The Canterbury Tales
Geoffrey Chaucer, adapted by Mike Poulton
New Vic, Newcastle-under-Lyme, and touring
Four years ago Mike Poulton came up with an epic, two-part version of The Canterbury Tales for the Royal Shakespeare Company which had a run in the Swan at Stratford before transferring to the Gielgud Theatre in the West End. It was so stylishly and cleverly written that you didn't have to see both parts together and you could watch the second before the first without losing any understanding of the production.
Now Poulton has condensed the behemoth into a two-and-three-quarter hour version for Northern Broadsides who approach the play with typical gusto, passion and enthusiasm. Unfortunately some of the charm and humour of the piece are lost in condensation.

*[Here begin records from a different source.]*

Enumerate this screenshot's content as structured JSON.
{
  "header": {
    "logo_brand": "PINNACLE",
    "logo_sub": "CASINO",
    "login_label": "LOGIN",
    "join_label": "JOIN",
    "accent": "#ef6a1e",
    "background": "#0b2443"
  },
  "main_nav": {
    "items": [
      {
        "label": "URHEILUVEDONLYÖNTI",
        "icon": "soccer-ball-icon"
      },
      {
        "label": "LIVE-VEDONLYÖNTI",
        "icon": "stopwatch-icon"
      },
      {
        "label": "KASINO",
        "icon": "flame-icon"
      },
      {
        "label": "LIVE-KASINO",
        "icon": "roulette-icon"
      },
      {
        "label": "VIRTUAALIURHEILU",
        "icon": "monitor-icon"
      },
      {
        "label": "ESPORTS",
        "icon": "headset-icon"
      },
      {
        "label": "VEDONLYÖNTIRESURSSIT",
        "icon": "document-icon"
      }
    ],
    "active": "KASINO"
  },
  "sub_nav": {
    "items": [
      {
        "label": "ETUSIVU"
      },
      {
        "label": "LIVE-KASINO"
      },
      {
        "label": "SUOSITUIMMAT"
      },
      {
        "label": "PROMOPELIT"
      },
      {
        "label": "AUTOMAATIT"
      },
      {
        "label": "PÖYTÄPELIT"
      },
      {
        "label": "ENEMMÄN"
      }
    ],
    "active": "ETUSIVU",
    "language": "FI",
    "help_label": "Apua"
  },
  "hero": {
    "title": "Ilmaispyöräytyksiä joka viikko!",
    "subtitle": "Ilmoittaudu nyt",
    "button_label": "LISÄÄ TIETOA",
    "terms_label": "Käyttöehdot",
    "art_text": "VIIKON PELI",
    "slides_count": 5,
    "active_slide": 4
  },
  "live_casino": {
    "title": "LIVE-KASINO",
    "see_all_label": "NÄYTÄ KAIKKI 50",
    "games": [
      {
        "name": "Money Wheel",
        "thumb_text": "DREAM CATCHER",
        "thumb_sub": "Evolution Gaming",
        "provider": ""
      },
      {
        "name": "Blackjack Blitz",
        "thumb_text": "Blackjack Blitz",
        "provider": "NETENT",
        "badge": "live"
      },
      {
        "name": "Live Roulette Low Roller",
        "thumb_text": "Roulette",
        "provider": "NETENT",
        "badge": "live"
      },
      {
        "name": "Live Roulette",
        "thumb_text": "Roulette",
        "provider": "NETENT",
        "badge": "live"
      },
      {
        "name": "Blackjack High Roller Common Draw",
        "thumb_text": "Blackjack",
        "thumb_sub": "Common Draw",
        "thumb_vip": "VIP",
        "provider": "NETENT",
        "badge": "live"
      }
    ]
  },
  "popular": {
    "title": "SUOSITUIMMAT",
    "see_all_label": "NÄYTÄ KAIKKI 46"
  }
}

According to the programme, Poulton's new offering is faithful to the original. However, I got the feeling that Poulton reveres Chaucer in the same way that purists venerate Shakespeare and detest any tinkering with the bard's works. This new version of The Canterbury Tales is well presented but that doesn't prevent sections of it being long-winded and wordy in its attempt to retain Chaucer's moralistic principles.
Although I'm not decrying the enormity of the task Poulton faced in abbreviating The Canterbury Tales, I feel he's made a strange decision in omitting The Nun's Priest's Tale. It was successfully included in the Stratford version and is the type of scene - with actors portraying a series of farm animals - which is usually executed so well in the New Vic's theatre-in-the-round.
Poulton has also decided to retain The Knight's Tale which doesn't get the evening off to a good start: the story about two imprisoned princes in love with the same girl is too heavy on nobility and classical mythology so that by the end it's bordering on boredom.
Poulton sticks to the customary order of The Miller's Tale and The Reeve's Tale following each other. These two are the bawdiest, most humorous of Chaucer's stories yet putting them together in the first half means there's only The Merchant's Tale after the intermission which can raise a smile with its ribaldry and bad taste.
Let's face it, Chaucer himself recognized that the stories containing farting, lusty adventures and bad taste are the ones likely to receive the better reception; the tales would have been far less memorable if the indecorous ones had been excluded.
This new version is directed by Conrad Nelson, last seen at the New Vic playing Iago opposite Lenny Henry's Othello. Nelson who also composed the music knows how to use the space as well as get the most from the ensemble. But I feel there are times when the production would benefit from an injection of pace. And some of Nelson's inventive touches don't quite work, such as puppets in The Miller's Tale and the obligatory Northern Broadsides' clog dance in The Pardoner's Tale.
As for the performance, there's no faulting the actors' passion nor their vocal and instrumental skills which enhance the production enormously.
I just think some of Poulton's best work on The Canterbury Tales has been consigned to the waste paper bin rather than being retained on the page. It means the new version is good but it doesn't quite rise to the heights of the previous incarnation.
"The Canterbury Tales" runs at the New Vic until March 20th and then tours to Liverpool, Leeds, Scarborough, Southampton, Mansfield, Windsor, Salford, Kingston, Halifax
Ray Brown reviewed this production at the West Yorkshire Playhouse, Leeds
Reviewer: Steve Orme